Why an Untidy Desk May Hide a Creative Mind
In a previous job working for a newspaper, I never ceased to be appalled by some of my colleagues’ untidy desks. Some were shrines to clutter, with empty or half-empty cups left strewn around the desk, slowly advancing on the keyboard. Post-Its dangled from the sides of their monitors for weeks. Books would rest precariously on top of one another gathering dust, unlikely ever to be touched by a human hand.
Were the occupants embarrassed by the squalor around them? Heck, no. While I and others whose desks were models of orderliness looked on with horror, they seemed to revel in their disorderliness. The worst thing to my mind was that they seemed to be just as productive and even more creative than me!
As it happens, my desk is a model of cleanliness.
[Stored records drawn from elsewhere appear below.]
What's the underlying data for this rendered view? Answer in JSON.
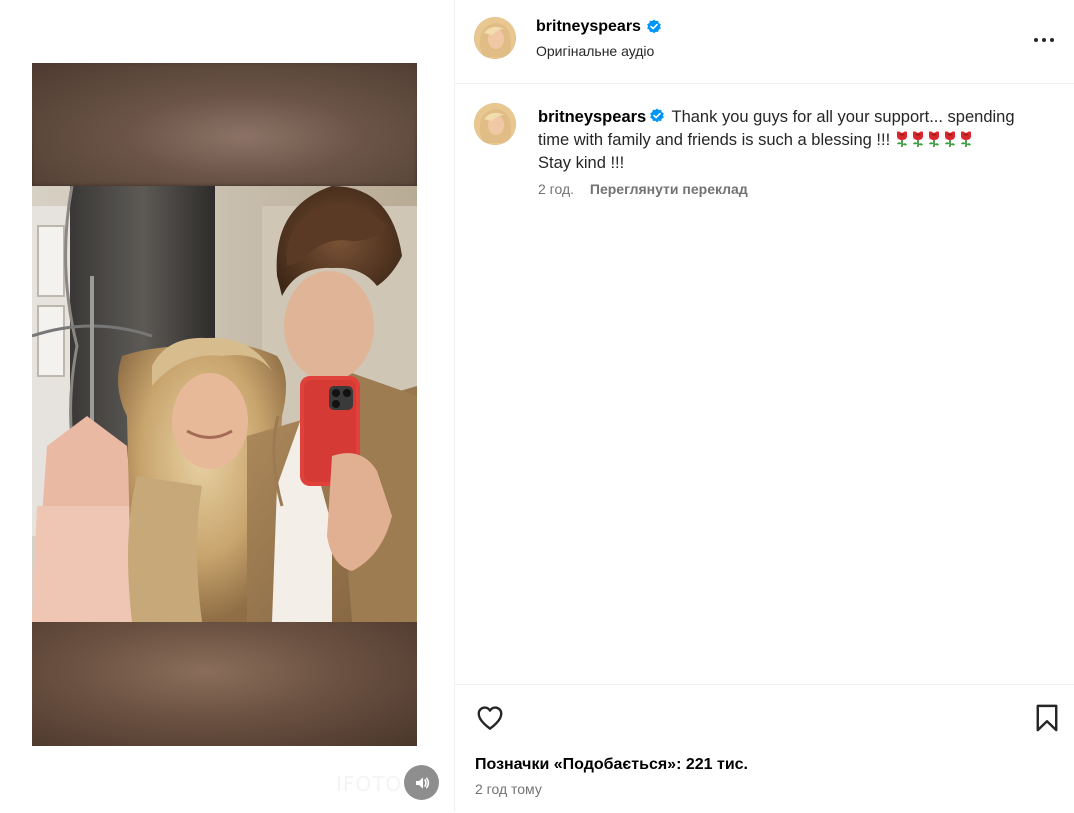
{
  "post": {
    "username": "britneyspears",
    "audio_label": "Оригінальне аудіо",
    "caption_text": "Thank you guys for all your support... spending time with family and friends is such a blessing !!!",
    "caption_line2": "Stay kind !!!",
    "emoji": "rose-emoji",
    "emoji_count": 5,
    "comment_time": "2 год.",
    "translate_label": "Переглянути переклад",
    "likes_label": "Позначки «Подобається»: 221 тис.",
    "posted_ago": "2 год тому"
  },
  "video": {
    "watermark": "IFOTO"
  },
  "icons": {
    "verified": "verified-badge-icon",
    "more": "more-options-icon",
    "like": "heart-icon",
    "save": "bookmark-icon",
    "sound": "speaker-icon"
  },
  "colors": {
    "verified_blue": "#0095f6",
    "text_primary": "#262626",
    "text_secondary": "#737373",
    "divider": "#efefef"
  }
}
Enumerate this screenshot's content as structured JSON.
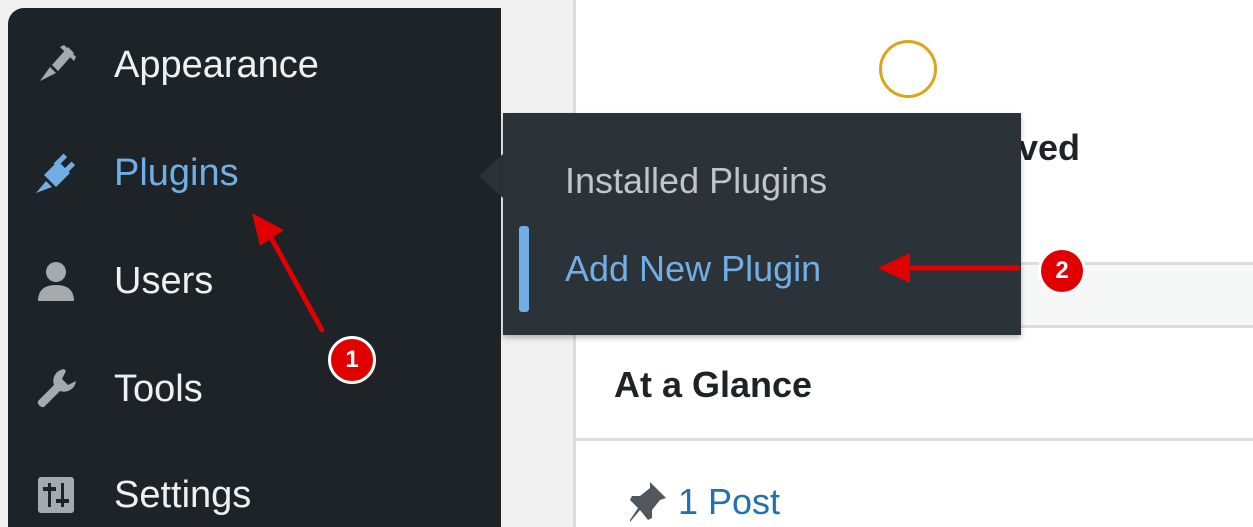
{
  "sidebar": {
    "items": [
      {
        "label": "Appearance",
        "icon": "paintbrush-icon"
      },
      {
        "label": "Plugins",
        "icon": "plugin-icon",
        "current": true
      },
      {
        "label": "Users",
        "icon": "users-icon"
      },
      {
        "label": "Tools",
        "icon": "wrench-icon"
      },
      {
        "label": "Settings",
        "icon": "settings-icon"
      }
    ]
  },
  "flyout": {
    "items": [
      {
        "label": "Installed Plugins"
      },
      {
        "label": "Add New Plugin",
        "active": true
      }
    ]
  },
  "content": {
    "partial_text": "oved",
    "widget_title": "At a Glance",
    "post_count": "1 Post"
  },
  "annotations": {
    "step1": "1",
    "step2": "2"
  },
  "colors": {
    "sidebar_bg": "#1d2327",
    "flyout_bg": "#2c3338",
    "accent_blue": "#72aee6",
    "link_blue": "#2271b1",
    "annotation_red": "#e00000"
  }
}
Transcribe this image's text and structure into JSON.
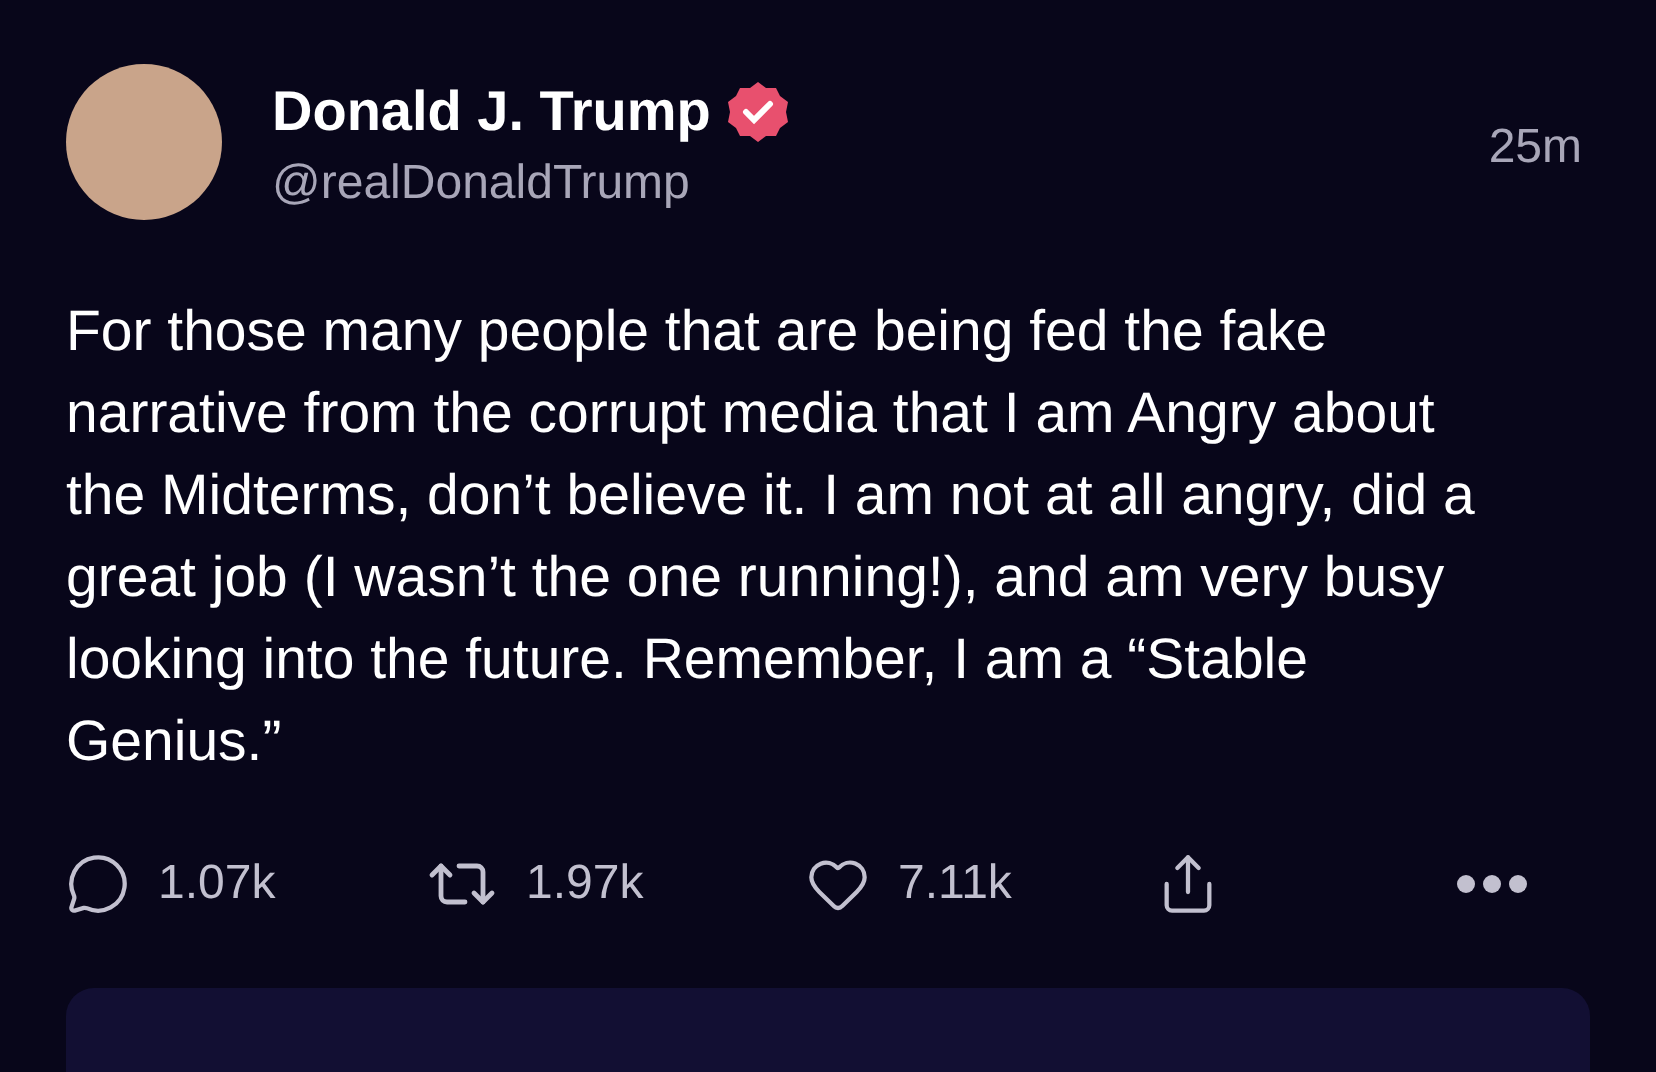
{
  "post": {
    "author": {
      "name": "Donald J. Trump",
      "verified": true,
      "handle": "@realDonaldTrump"
    },
    "time": "25m",
    "text": "For those many people that are being fed the fake narrative from the corrupt media that I am Angry about the Midterms, don’t believe it. I am not at all angry, did a great job (I wasn’t the one running!), and am very busy looking into the future. Remember, I am a “Stable Genius.”",
    "actions": [
      {
        "kind": "reply",
        "count": "1.07k"
      },
      {
        "kind": "repost",
        "count": "1.97k"
      },
      {
        "kind": "like",
        "count": "7.11k"
      },
      {
        "kind": "share"
      },
      {
        "kind": "more"
      }
    ]
  }
}
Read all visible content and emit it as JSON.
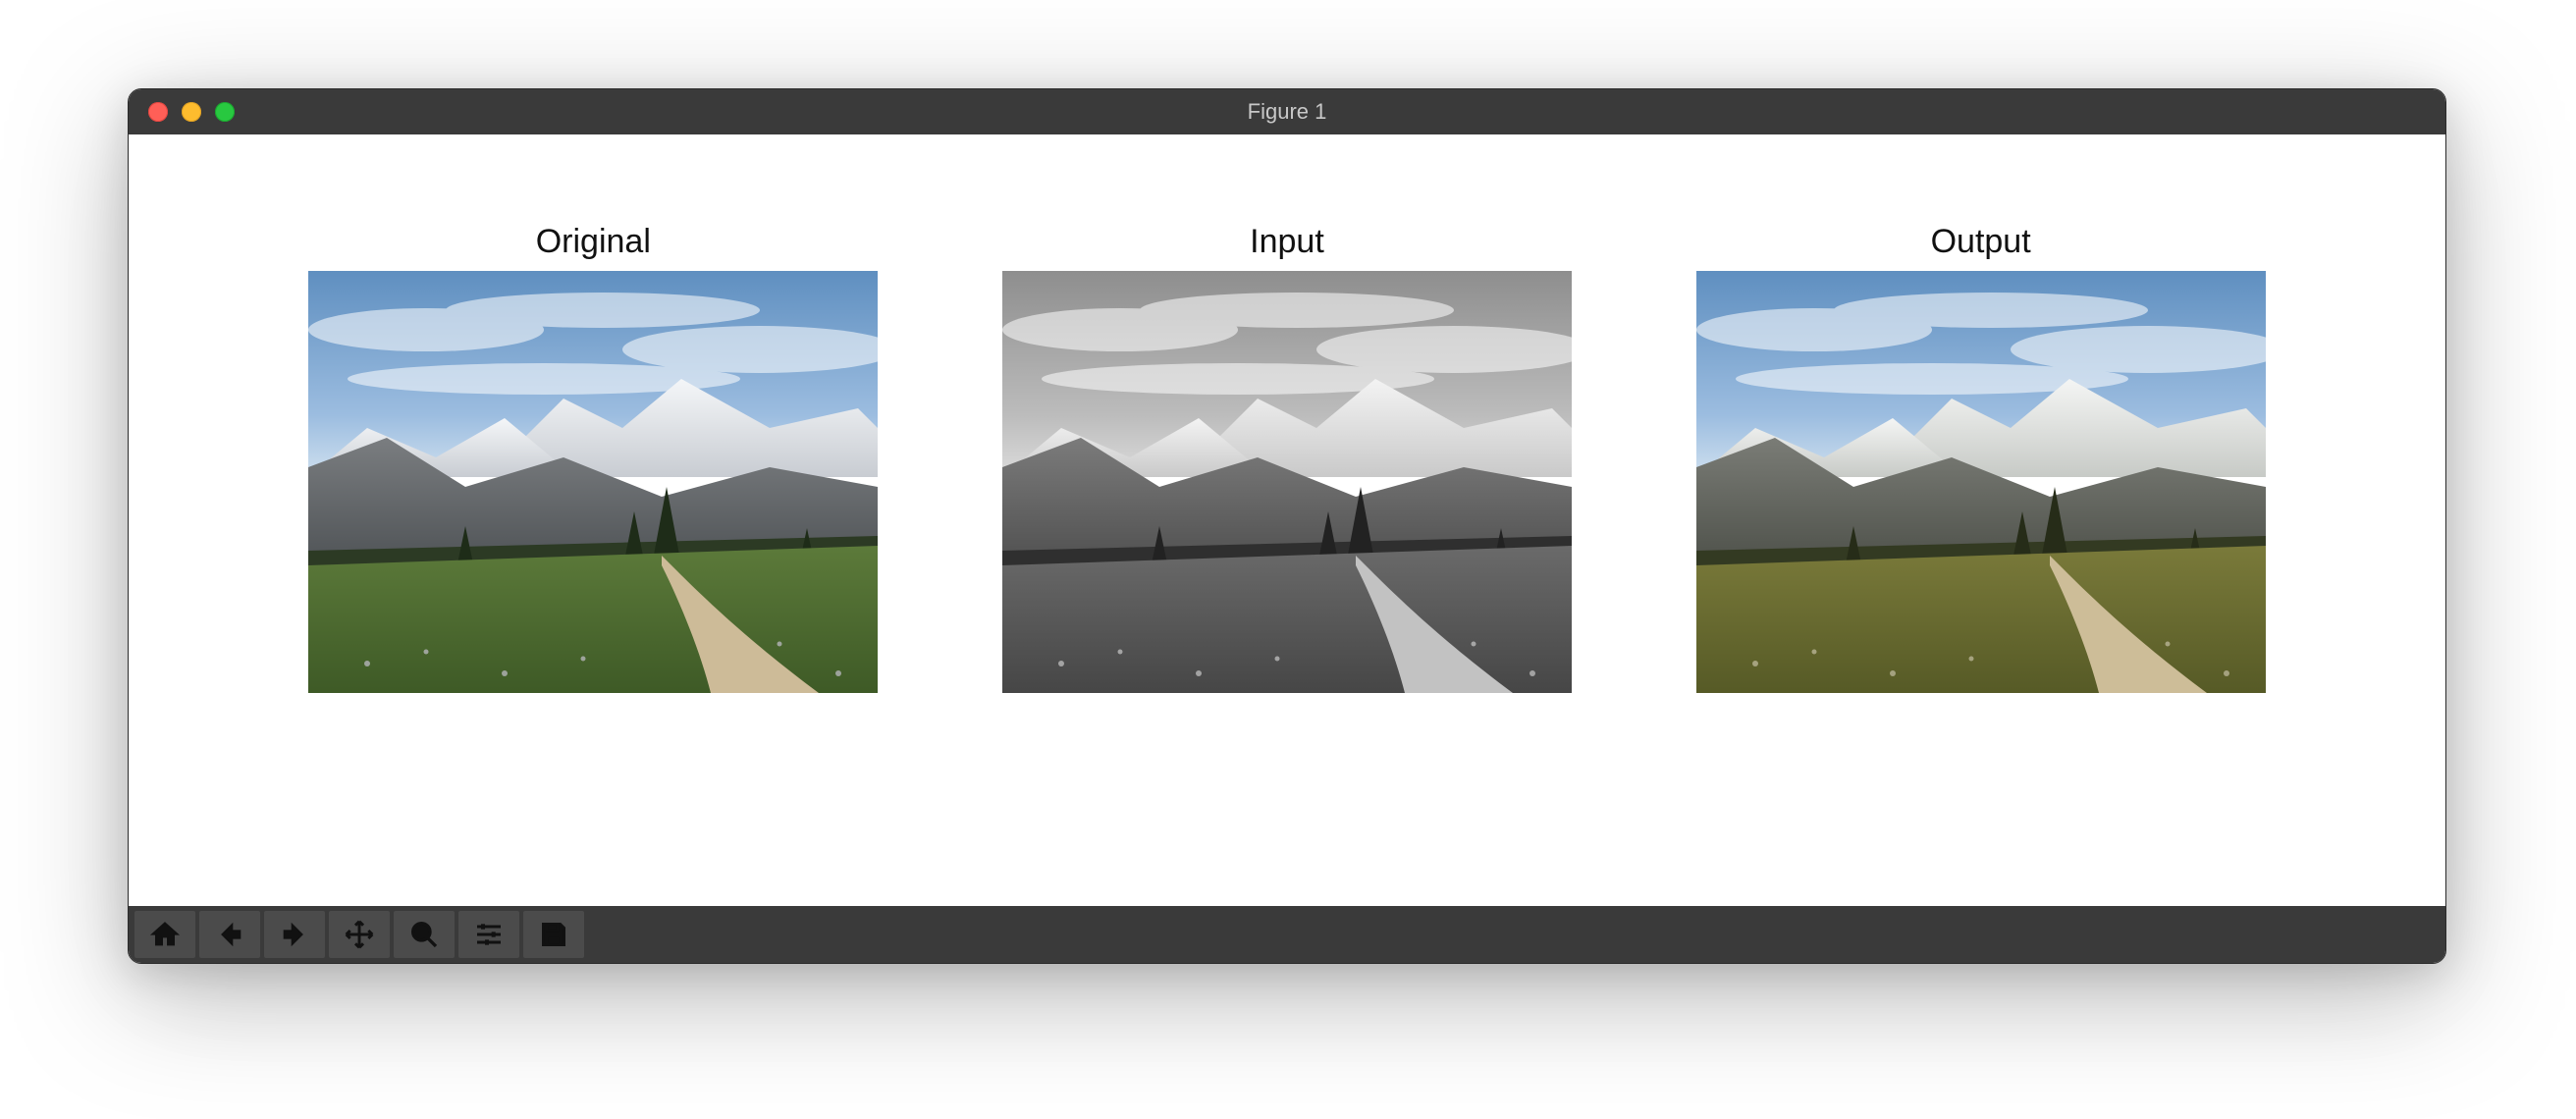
{
  "window": {
    "title": "Figure 1"
  },
  "subplots": [
    {
      "title": "Original",
      "mode": "color"
    },
    {
      "title": "Input",
      "mode": "gray"
    },
    {
      "title": "Output",
      "mode": "warm"
    }
  ],
  "toolbar": {
    "buttons": [
      {
        "name": "home",
        "icon": "home-icon"
      },
      {
        "name": "back",
        "icon": "arrow-left-icon"
      },
      {
        "name": "forward",
        "icon": "arrow-right-icon"
      },
      {
        "name": "pan",
        "icon": "move-icon"
      },
      {
        "name": "zoom",
        "icon": "magnify-icon"
      },
      {
        "name": "configure",
        "icon": "sliders-icon"
      },
      {
        "name": "save",
        "icon": "save-icon"
      }
    ]
  }
}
As I write my phone sits silently to my left, while, to my right, a notebook lies open with a pen, ready to jot down notes or ideas. Apart from the laptop and second computer screen, plus mouse, the only other object visible is my fob, so I can get in and out of the building.
But am I missing something? Should people be ashamed of their untidy desks and are they more creative than me?
According to Michio Kaku, “It’s pointless to have a clean desk because it means you’re doing nothing.” Albert Einstein put it more forcefully: “If a cluttered desk is a sign of a cluttered mind, of what, then, is an empty desk a sign?” Ouch!
Clutter Works Its Creative Magic
Does my penchant for tidiness make me a better, more creative worker? Do I function more effectively than people with untidy desks? The answer seems to be no. In a 2013 study by psychological scientist Professor Kathleen Vohs of the University of Minnesota, participants were asked to fill in questionnaires in tidy and untidy rooms with the following results: Those in the cleaner room tended to
Donate more to charity
Choose healthier snacks
All of which is very well, but when they asked people to come up with uses for a ping-pong ball they found that while both groups came up with the same numbers, those in the untidy room proved to be more creative. Interestingly, when researchers asked the groups to pick a new product or a novel one, the messy crew opted for the latter. So, what does all this mean? According to Vohs, “Disorderly environments seem to inspire breaking free of tradition, which can produce fresh insights. Orderly environments, in contrast, encourage convention and playing it safe.”
Vohs added that they changed the locations six times, yet, “Making that environment tidy or unkempt made a whopping difference in people’s behavior.” A second study also backs that up. According to a paper published in the Journal of Consumer Research by a team from the University of Groningen, the “problem-solving approaches they [messy desks] seem to cause can boost efficiency or enhance employees’ creativity in problem solving.”
One of the researchers, Jia Liu, said that “business and government managers often promote ‘clean desk’ policies to avoid disorganized offices and messy desks for the purpose of boosting efficiency and productivity.” Are messy desks a small price to pay to get those creative juices flowing? They may indeed be nothing to be ashamed of.
Messy desks that build on success
While tidy desks may look aesthetically pleasing, some really successful people don’t seem to mind crowded spaces.
Al Gore has three computer screens perched on his desk, and barely enough room to accommodate a keyboard. Behind him is an even larger desk brimming with papers and books.
A photo taken on the day Albert Einstein died shows sheets of paper and a few books filling all available space on his desk. Just behind his seat is his drawing board where his theories were sketched.
Will Self also operates with a busy desk, surrounded by walls festooned with Post-It notes. Well, they work for him.
That untidy desk over there may be harboring the next Einstein or Steve Jobs, which is why the occupant deserves a little more latitude than the rest of us. Me? I may just add a little more clutter to my desk.